Although Zimmermann traveled extensively in Yugoslavia and met many political and intellectual leaders, he appears not to have been impressed with the persistent presence of intense ethnic hatreds that continued to smolder underneath the vast expanses of the concrete Tito laid across the political landscape. Or, to switch metaphors, the staccato rhythms of the region's violent history remained alien to him and unlikely to be repeated. He minimized the Serbs' insistence on living in the past, relishing their victimization, and taking pleasure in their international isolation. Dutifully, Zimmermann noted briefly that Serbs identify themselves as little appreciated for their historic achievements in defending European Christian civilization against the Muslim Turk, mounting the most effective military resistance against Hitler's juggernaut, and putting up the only successful challenge to Stalinist Russia's overwhelming political power. But he does not connect Tito's championship of the nonaligned bloc to the South Slav penchant for heroically standing alone, this time defying both NATO and the Warsaw Pact. A reasonable American, Zimmermann stressed the positive and tried to build on it, and he shunned the grandiose, the way a sober man avoids a drunk at a party.

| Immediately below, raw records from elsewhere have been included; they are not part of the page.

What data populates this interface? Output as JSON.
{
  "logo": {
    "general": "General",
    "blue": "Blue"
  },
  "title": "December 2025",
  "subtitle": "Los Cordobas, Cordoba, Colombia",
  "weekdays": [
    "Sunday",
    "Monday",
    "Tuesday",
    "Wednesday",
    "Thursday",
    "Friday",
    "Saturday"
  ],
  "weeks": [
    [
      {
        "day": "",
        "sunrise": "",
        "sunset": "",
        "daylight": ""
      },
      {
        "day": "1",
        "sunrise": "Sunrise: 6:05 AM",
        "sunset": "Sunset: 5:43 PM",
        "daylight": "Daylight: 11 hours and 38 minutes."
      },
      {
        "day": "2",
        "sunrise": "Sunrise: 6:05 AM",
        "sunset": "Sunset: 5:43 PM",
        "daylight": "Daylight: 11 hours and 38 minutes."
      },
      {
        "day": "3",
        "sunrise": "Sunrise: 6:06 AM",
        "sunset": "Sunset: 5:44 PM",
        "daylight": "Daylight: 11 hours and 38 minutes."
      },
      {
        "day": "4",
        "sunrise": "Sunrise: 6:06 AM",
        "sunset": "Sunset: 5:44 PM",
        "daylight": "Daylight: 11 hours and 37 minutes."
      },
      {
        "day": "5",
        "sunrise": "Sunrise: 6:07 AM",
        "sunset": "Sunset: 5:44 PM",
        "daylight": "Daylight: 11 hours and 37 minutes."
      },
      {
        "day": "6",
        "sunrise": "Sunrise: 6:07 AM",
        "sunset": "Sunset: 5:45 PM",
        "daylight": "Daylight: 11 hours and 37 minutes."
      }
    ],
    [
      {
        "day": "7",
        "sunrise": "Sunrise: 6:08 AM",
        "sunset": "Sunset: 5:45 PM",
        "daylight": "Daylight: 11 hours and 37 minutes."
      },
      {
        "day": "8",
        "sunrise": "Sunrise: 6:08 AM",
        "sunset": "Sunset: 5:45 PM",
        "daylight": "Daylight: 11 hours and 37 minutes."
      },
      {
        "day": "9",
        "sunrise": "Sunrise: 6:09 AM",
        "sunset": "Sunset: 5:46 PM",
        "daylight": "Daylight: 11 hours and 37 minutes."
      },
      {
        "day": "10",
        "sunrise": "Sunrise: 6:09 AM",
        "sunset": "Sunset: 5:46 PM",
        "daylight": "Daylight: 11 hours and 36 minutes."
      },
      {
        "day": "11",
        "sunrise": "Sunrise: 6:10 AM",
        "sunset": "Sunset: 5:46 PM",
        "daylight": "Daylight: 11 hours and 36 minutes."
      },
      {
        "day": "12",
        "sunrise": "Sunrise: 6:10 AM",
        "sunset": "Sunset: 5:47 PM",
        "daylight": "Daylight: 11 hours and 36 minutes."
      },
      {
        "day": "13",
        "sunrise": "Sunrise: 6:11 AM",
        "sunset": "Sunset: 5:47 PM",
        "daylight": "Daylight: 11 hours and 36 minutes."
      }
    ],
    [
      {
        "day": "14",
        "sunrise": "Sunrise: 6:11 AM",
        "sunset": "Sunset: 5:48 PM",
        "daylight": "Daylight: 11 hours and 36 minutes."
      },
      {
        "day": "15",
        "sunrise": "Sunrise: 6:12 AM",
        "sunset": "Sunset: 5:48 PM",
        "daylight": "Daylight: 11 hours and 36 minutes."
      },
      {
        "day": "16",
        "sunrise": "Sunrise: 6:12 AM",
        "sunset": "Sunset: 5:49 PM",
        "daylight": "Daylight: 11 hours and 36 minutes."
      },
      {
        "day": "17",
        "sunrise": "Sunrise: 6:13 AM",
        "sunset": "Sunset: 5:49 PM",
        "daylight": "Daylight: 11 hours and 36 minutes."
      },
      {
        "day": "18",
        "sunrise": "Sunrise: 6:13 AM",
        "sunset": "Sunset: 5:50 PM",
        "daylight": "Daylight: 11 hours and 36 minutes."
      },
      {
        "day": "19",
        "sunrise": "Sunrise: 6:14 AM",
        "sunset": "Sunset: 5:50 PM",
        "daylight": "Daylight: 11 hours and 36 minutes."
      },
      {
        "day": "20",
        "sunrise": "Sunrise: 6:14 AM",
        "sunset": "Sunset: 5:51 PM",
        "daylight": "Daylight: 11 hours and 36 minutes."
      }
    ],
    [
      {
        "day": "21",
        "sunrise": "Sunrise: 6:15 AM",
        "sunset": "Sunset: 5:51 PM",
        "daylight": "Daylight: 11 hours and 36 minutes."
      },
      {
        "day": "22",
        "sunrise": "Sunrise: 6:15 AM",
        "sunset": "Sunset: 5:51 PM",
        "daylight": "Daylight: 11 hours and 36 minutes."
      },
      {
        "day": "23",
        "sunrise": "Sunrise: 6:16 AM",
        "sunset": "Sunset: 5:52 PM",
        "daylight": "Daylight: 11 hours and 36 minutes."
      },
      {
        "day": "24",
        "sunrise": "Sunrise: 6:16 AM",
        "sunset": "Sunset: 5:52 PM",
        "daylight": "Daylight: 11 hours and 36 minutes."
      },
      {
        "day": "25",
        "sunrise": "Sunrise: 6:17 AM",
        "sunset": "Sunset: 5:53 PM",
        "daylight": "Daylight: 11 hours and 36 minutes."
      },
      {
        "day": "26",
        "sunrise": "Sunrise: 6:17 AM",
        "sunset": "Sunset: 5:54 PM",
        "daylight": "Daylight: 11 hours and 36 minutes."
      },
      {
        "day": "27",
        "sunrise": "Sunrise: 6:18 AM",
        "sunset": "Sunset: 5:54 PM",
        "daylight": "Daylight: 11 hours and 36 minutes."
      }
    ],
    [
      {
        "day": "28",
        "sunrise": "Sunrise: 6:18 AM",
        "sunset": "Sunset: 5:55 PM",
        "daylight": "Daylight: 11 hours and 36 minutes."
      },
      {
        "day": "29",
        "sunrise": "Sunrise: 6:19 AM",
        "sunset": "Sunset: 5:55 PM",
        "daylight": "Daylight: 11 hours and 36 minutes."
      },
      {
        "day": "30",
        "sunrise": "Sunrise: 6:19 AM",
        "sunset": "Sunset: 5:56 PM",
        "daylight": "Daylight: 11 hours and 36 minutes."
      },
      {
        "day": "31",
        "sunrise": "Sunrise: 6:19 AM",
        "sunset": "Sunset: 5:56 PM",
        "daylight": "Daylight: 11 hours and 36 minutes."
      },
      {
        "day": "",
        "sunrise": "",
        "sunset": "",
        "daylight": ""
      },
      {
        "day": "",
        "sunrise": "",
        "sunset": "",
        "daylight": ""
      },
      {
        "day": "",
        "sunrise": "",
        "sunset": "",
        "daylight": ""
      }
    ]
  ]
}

Though Zimmermann acknowledges mistakes in American policy, he still believes it was right to promote federative unity and territorial integrity rather than to support what he calls secession and nationalism. He regrets deeply that Yugoslavia, as a country and as an idea, has few mourners.